As web search feels less reliable, I’m using browser bookmarks more often. This reminded me to take the time to set up HTTP redirects for everything I moved, in the off chance that anybody does bookmark anything here. The RSS feeds4 also carry full posts, so folks don’t have to leave their reader if they don’t care to.
Finally, I updated the look. I’m using a slightly modified version of the readable theme for Hugo, which is itself built around the readable.css CSS framework. I appreciate the philosophy of the project, and I think it looks nice too. I’m grateful to CJ and Benjamin for their efforts in leading these projects, and all the contributors for helping improve them.

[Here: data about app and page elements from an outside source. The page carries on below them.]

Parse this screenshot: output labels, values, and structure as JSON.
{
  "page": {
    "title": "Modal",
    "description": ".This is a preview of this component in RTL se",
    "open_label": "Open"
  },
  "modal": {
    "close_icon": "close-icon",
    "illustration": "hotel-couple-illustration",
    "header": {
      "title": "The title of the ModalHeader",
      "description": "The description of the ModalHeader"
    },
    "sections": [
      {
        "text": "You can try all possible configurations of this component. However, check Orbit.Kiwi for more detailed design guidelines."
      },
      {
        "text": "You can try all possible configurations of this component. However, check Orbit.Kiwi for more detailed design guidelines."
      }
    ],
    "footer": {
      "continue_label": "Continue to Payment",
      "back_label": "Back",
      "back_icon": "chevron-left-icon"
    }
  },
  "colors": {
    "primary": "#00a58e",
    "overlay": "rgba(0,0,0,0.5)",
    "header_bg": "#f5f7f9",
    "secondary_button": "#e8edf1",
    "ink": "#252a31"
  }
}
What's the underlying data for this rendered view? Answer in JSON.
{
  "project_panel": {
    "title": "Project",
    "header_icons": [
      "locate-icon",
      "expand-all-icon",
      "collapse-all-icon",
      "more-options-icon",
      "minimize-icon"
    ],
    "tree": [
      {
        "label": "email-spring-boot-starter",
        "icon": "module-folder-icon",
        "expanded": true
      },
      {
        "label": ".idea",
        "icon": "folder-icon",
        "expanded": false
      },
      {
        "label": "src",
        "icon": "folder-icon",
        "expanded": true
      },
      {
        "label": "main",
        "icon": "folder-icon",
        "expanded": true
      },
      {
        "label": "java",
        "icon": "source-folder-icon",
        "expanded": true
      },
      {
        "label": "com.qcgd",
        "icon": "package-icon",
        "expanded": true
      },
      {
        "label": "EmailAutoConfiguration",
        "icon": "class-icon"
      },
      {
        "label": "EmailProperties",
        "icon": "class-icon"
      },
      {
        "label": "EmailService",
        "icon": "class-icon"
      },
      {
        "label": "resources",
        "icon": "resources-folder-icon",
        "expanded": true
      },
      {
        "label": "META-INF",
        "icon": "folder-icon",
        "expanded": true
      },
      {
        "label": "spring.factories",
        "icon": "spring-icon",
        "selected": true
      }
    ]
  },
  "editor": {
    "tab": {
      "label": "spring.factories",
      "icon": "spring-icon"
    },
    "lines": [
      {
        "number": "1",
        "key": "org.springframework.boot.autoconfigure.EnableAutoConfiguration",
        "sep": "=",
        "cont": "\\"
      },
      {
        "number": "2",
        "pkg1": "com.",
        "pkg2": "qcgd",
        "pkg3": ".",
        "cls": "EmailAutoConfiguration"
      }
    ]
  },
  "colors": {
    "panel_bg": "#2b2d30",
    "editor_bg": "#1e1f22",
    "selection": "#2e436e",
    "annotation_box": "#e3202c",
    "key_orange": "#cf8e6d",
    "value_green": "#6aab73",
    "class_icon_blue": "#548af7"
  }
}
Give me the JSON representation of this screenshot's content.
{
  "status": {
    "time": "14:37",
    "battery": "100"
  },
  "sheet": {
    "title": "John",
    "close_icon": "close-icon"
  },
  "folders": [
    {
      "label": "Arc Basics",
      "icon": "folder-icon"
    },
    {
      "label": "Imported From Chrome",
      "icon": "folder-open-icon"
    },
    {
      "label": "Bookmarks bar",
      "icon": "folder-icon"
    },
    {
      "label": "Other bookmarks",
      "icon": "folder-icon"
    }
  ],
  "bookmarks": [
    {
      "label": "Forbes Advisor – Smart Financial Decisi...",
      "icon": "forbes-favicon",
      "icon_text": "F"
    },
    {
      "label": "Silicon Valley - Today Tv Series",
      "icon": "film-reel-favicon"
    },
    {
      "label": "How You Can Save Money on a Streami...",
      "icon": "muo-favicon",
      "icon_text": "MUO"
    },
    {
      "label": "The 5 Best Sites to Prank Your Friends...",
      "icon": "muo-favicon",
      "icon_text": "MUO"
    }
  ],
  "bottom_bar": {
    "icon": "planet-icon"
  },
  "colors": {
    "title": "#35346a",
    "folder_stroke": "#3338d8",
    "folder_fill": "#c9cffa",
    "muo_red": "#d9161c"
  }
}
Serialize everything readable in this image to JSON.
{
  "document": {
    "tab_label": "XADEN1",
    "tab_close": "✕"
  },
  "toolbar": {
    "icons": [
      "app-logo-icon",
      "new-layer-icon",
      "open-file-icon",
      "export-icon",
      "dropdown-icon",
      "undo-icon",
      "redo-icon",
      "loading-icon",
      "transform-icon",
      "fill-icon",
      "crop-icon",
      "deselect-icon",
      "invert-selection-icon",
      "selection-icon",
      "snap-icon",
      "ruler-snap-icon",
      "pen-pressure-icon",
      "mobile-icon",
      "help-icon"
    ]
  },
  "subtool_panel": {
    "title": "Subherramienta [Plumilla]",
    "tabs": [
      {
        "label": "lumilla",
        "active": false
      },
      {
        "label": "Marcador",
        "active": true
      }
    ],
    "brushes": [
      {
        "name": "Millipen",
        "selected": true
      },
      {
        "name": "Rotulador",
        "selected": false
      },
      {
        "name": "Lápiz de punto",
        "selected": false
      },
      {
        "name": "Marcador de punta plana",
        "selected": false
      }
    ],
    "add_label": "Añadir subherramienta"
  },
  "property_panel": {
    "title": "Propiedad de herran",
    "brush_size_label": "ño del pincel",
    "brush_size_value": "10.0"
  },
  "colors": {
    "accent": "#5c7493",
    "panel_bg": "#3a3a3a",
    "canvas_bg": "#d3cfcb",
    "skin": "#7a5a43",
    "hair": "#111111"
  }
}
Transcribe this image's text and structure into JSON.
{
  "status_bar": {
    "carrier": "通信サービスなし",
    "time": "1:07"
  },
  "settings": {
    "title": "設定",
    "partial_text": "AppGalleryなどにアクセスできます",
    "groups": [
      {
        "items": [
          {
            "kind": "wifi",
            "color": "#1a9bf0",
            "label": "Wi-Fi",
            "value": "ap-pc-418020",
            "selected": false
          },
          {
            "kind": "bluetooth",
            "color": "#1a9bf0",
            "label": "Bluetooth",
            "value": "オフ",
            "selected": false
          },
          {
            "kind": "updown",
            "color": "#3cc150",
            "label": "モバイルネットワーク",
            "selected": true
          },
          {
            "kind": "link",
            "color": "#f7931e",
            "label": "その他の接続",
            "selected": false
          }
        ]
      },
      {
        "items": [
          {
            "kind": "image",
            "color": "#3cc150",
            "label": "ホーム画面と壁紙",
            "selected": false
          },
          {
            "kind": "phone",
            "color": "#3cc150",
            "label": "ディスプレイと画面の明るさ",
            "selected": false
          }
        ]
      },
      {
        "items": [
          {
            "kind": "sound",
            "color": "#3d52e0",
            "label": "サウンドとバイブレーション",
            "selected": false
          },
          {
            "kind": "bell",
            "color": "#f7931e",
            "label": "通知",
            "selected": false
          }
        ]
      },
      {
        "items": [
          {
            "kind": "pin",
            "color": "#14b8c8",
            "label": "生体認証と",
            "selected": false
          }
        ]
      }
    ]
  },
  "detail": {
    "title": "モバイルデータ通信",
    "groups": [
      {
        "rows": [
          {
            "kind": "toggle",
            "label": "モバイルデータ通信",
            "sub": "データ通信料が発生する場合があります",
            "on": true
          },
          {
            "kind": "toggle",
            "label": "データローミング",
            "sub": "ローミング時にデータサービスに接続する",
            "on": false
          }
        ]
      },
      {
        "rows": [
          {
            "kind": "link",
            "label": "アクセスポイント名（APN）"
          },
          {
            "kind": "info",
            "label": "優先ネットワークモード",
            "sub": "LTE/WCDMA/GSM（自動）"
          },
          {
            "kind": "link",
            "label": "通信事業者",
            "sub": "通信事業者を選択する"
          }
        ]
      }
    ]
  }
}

Some of the above probably makes me sound like a curmudgeon, but the thing is: I still like the internet. A lot! The tradition of building personal websites where people can share their interests (and obsessions) has been one of the most charming and useful phenomena on the internet since its inception. I realize that I’ll never really be “a blogger”, and that’s fine. I don’t have to post regularly or “develop an audience” in order to participate in this tradition.
I’m not a Freakonomics listener, but I’m linking to them here because it’s validating when folks with a worldview slightly different than your own acknowledge a social phenomenon you’ve experienced. I do think they missed an important point in this episode however: Google’s conflict of interest not only lies with the ads they show in search results, but also in the ads they display on other people’s websites (according to Google, 35 million websites comprise the “Google Display Network”). Most of the spammy pages on the internet exist to show people ads (a problem likely to become worse as LLMs produce more human-like text), and down-ranking pages that are full of ads would be a sensible approach to curbing this problem. But Google can’t do that, because they would lose money if they did. ↩︎
No citation needed. ↩︎
I skipped the Technician and picked up my General class license last year. So far I’ve participated in some local nets and helped provide radio support for an event, but I haven’t gotten on HF yet. ↩︎